(Material for this task)

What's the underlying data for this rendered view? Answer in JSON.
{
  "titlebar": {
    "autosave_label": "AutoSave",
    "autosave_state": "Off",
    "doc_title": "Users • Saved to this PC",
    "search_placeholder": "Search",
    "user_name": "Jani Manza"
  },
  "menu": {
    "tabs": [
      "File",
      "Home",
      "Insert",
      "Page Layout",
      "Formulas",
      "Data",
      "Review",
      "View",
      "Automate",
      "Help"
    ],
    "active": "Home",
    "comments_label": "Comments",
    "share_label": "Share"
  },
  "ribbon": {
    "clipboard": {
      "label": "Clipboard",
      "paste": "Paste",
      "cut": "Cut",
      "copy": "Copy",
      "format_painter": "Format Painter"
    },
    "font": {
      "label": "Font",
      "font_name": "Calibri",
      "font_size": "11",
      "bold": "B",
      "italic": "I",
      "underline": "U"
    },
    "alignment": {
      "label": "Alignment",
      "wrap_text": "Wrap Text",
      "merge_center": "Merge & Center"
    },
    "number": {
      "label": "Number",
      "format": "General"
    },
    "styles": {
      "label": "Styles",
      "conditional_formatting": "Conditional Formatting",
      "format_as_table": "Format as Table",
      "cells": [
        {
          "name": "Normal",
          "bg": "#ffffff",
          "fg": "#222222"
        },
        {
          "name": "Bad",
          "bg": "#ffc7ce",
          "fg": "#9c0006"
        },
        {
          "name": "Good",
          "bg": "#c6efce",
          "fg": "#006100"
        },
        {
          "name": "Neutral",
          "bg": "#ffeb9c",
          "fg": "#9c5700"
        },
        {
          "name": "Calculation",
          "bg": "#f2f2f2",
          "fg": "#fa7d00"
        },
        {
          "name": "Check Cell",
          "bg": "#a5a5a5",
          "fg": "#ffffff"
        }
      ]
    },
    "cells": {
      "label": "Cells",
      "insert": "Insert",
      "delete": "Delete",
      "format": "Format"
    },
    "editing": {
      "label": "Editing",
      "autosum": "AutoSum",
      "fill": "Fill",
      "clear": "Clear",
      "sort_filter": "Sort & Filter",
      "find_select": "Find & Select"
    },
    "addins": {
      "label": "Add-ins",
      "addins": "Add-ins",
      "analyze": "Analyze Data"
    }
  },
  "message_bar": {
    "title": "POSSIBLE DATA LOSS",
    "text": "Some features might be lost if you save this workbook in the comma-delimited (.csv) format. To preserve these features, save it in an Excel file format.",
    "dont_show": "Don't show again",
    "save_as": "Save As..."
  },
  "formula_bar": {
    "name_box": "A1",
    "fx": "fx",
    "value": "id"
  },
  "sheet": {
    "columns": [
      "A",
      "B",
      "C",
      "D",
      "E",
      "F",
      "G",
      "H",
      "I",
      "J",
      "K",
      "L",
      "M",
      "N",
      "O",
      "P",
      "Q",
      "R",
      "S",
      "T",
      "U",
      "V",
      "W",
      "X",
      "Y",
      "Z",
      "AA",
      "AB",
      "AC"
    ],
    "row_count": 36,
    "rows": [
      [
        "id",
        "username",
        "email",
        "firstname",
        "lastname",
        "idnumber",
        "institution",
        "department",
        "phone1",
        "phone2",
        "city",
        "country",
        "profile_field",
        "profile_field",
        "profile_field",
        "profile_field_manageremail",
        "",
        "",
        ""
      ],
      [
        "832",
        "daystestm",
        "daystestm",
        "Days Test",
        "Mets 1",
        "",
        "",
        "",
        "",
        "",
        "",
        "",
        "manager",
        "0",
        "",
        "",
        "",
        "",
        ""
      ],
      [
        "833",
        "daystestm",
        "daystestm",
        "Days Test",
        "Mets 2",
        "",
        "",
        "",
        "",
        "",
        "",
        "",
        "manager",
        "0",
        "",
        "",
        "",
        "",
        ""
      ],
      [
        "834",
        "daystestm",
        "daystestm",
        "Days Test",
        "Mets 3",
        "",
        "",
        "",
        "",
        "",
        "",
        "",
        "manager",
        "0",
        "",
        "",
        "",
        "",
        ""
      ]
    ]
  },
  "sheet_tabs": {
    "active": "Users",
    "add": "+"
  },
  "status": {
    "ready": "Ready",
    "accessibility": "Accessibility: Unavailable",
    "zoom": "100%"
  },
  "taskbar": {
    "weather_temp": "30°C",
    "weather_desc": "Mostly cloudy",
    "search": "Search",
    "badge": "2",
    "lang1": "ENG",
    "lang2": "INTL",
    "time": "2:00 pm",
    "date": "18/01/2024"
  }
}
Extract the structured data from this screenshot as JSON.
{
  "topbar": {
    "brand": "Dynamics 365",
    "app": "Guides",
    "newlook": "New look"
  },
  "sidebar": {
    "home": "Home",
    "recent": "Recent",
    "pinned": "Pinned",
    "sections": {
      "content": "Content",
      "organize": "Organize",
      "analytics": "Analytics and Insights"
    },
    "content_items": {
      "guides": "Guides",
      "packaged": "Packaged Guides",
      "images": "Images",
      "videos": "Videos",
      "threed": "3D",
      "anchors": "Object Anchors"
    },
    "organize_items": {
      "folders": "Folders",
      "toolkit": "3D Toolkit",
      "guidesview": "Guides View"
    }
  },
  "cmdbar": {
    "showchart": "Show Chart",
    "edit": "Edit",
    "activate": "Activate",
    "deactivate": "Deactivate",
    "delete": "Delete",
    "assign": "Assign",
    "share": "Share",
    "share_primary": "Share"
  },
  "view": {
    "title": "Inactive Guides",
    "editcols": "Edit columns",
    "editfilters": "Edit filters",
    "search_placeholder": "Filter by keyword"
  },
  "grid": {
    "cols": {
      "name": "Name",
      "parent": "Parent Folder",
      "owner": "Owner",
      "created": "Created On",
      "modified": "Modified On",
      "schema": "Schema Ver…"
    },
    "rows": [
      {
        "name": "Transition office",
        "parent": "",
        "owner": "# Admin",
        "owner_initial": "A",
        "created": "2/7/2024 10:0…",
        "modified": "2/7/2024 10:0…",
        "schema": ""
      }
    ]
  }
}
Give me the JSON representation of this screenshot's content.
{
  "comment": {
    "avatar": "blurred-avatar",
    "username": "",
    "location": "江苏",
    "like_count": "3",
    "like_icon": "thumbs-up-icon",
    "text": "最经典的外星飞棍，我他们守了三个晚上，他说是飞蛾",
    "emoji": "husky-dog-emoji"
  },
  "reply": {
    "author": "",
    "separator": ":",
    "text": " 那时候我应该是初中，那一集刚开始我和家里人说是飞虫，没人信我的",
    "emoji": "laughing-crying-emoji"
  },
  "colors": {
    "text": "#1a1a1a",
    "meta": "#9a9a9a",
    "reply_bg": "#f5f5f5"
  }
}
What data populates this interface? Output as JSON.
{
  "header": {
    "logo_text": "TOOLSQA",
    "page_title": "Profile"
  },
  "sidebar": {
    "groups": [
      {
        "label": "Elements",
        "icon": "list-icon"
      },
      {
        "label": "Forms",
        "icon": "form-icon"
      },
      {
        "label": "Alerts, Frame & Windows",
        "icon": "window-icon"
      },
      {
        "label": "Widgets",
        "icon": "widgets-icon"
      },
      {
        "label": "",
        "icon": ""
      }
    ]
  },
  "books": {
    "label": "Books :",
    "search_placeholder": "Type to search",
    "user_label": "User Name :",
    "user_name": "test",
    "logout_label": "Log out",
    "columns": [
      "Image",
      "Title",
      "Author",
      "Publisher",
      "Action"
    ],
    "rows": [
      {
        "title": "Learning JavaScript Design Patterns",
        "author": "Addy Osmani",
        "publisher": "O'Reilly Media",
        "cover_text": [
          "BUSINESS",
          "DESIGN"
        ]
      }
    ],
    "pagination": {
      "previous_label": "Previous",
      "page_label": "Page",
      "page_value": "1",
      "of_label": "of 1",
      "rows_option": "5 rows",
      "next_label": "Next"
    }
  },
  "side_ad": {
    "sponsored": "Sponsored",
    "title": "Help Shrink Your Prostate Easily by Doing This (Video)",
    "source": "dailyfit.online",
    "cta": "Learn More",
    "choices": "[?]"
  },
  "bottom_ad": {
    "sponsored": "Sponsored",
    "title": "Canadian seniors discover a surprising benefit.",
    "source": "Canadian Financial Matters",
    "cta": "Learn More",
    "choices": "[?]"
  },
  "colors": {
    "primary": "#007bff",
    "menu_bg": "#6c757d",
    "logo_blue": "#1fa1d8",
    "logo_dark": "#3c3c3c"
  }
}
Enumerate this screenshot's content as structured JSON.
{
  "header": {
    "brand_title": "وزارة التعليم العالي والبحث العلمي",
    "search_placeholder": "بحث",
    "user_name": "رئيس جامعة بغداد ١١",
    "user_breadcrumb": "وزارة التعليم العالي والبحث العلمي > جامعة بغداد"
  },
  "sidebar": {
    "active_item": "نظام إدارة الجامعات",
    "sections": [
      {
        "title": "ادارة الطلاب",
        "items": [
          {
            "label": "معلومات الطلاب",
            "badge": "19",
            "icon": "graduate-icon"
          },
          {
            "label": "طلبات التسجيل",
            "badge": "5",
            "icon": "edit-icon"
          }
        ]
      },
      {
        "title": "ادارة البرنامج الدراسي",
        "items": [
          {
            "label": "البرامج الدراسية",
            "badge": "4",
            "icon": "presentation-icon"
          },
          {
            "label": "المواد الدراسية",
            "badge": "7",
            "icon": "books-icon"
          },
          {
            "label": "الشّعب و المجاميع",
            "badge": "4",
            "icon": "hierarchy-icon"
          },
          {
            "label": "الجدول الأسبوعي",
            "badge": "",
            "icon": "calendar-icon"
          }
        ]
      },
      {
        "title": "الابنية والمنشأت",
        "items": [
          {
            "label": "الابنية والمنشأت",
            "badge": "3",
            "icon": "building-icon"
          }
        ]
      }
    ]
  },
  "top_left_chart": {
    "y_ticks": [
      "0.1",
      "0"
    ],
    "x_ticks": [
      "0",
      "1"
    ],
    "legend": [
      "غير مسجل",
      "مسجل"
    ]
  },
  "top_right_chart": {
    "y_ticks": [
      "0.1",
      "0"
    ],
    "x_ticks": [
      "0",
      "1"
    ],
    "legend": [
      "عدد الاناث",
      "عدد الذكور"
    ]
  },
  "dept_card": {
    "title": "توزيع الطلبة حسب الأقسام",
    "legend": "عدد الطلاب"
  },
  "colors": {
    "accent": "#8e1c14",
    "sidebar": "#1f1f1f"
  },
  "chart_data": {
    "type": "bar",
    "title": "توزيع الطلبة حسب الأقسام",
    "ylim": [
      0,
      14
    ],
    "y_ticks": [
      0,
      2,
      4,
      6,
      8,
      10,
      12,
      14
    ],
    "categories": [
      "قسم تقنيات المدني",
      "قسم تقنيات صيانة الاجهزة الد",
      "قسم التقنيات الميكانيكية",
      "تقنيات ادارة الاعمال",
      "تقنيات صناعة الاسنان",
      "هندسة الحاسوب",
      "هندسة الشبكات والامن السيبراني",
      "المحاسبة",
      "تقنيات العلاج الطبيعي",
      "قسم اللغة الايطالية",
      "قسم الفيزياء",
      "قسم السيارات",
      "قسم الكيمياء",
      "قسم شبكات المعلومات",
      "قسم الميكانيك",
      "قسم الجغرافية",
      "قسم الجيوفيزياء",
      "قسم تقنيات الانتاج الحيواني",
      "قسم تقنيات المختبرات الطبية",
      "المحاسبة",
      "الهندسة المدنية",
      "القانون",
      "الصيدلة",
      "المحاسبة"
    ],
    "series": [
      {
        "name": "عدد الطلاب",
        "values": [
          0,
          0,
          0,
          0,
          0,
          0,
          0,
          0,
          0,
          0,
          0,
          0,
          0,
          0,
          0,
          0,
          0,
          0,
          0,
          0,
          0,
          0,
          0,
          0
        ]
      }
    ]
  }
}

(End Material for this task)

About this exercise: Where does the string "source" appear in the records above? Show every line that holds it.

Answer box:
    "source": "dailyfit.online",
    "source": "Canadian Financial Matters",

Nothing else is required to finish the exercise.